October 24, 2002
Evangelism and Us
The issue of evangelical Christian churches attempting to convert Jews has arisen once again -- this time as an accompaniment to Jerusalem Mayor Ehud Olmert's acceptance of a $500,000 gift from a church in San Diego.
It is admirable that any group would want to make a charitable contribution to help Israeli victims of terrorism. The problem is that this church and many others have an additional agenda -- they wish to convert Jews. Even when a gift is given with no strings attached, their message is that they see the Jewish presence in the Holy Land as a step toward their ideas of Messianic fulfillment. To Jews, this is yet another signal that the Christian spiritual onslaught on Judaism has replaced the physical onslaught we suffered in Eastern Europe.
As Jews, we need to be extremely clear about our differences from standard Christian beliefs. It is not merely a matter of Messianic claims -- when the Messiah shows up, will he claim to be the same Jewish iconoclast that was killed by the Romans or a reincarnation of a great Talmudist or Chasidic rebbe? If that were the only question, then few would care -- just so long as it's the real Messiah who ensures the Jewish people of integrity in their land and brings peace and unity to the world.
But Messianism isn't the only problem. A profound theological and spiritual chasm differentiates the two religions. For Jews, belief in a God-man constitutes idolatry. (For non-Jews, the standards are less exacting, and rabbinic opinions differ over whether one of the Seven Noachide Commandments is violated by Christian belief.)
At Sinai, we saw "no form." Jews die saying "Shema" because of their indefatigable belief in an infinite God beyond all human comprehension. Whatever mysteries or paradoxes are claimed about divine incarnation in human form, they have no place in Jewish belief.
Nor is this merely an arcane theological matter. The prohibition against worshipping or attaching supreme loyalty to any form has been the linchpin of Judaism's fabled ability to nourish multiplicity in opinions and practices.

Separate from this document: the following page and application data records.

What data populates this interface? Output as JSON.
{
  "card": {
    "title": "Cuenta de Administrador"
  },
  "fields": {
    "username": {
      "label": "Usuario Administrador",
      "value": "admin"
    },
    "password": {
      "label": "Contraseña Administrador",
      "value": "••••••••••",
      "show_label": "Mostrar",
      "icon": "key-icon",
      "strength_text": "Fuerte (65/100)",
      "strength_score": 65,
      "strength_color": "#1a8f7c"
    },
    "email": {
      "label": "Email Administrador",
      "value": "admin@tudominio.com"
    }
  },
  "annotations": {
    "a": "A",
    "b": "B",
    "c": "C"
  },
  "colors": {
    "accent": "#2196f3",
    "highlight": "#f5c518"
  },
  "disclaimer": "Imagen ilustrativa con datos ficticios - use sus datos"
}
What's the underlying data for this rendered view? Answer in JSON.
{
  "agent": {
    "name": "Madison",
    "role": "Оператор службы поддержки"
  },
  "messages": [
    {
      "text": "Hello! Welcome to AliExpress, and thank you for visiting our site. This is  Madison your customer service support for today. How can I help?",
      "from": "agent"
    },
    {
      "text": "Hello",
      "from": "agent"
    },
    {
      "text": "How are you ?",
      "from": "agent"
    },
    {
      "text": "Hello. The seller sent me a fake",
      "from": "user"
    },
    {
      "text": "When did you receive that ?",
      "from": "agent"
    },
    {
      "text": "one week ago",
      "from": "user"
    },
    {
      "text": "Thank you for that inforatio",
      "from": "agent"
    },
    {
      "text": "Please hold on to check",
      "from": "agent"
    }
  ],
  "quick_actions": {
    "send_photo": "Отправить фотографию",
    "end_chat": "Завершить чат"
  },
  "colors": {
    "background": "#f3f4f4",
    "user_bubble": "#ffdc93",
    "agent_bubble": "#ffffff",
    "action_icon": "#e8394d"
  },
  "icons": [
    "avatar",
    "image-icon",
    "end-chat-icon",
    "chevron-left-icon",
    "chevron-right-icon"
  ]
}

Our refusal to institute any single form or image as the standard of measure has enabled Jews to be critical of every ideology, party and figurehead -- and critical of themselves -- while simultaneously cherishing the divine image in every person and every aspect of creation. The idea that God shows a different face to each of us -- the distinctive "God of Abraham, God of Yitzchak, God of Yaakov" in our prayers -- has been extraordinarily precious.
Christians, on the other hand, have repeatedly demonstrated their expectation of conformity, of "one true faith," whether that expectation was voiced from Catholic authorities in Rome or Baptists in Atlanta. Historically, only the pressure from other competing Christian groups moderated that expectation, at least until the late 18th century. The European Enlightenment did lead liberal Christians to discard all but the most minimal standards of faith and practice, and therefore to become tolerant, nonevangelical religions.
But the liberals have been rapidly losing ground to conservative evangelicals and, as Philip Jenkins has recently argued in "The Next Christendom: The Coming of Global Christianity" (Oxford University Press, $28), will have less and less power in world Christianity a generation from now. Will this lead to another kind of requirement of conformity? If fundamentalist Muslims and evangelical Christians face off in the Third World, what will happen to the tiny minority of Jews?
The answer depends, as always, on our inner strength, deep knowledge and thorough commitment to the values of Judaism and its spiritual path. Those values rest on its radical one-and-many theology. The spiritual path of Judaism rests on our firm belief in the tzelem elokim (the divine image) in each of us, and the trust in our holy teachings that, for millennia, have shown the way to fulfill that potential, both individually and collectively.
Soon, the Jews of Los Angeles will be the target of another campaign to undermine these beliefs and values. On Dec. 16, Jews for Jesus will bring to the City of Angels their Behold Your God campaign, which will try to convince Jews that they can believe Jesus is the Messiah and still be Jewish. We need to be prepared to stand up against this wave of pressure. Primary targets may be young people in high school or college as well as, sadly, our elders and even Holocaust survivors.
I suggest that each of us, over the next several weeks, raise the Christian campaign question at our synagogues and community events. What can we do to be aware and prepared in case someone in our family is targeted? I will mention a good source of resources and help is Jews for Judaism (jewsforjudaism.org), which offers to anyone, regardless of Jewish affiliation, ways of strengthening Jewish spirituality as well as rational responses to missionary tactics.
Let's remember that when we learn to respond to such challenges, it's not just knee-jerk defensiveness. Each challenge is given to us to strengthen ourselves, our children and our children's children, for the building of a more beautiful world.
Tamar Frankiel, a lecturer at the Academy of Jewish Religion, is the author of "The Gift of Kabbalah" (Jewish Lights, 2001).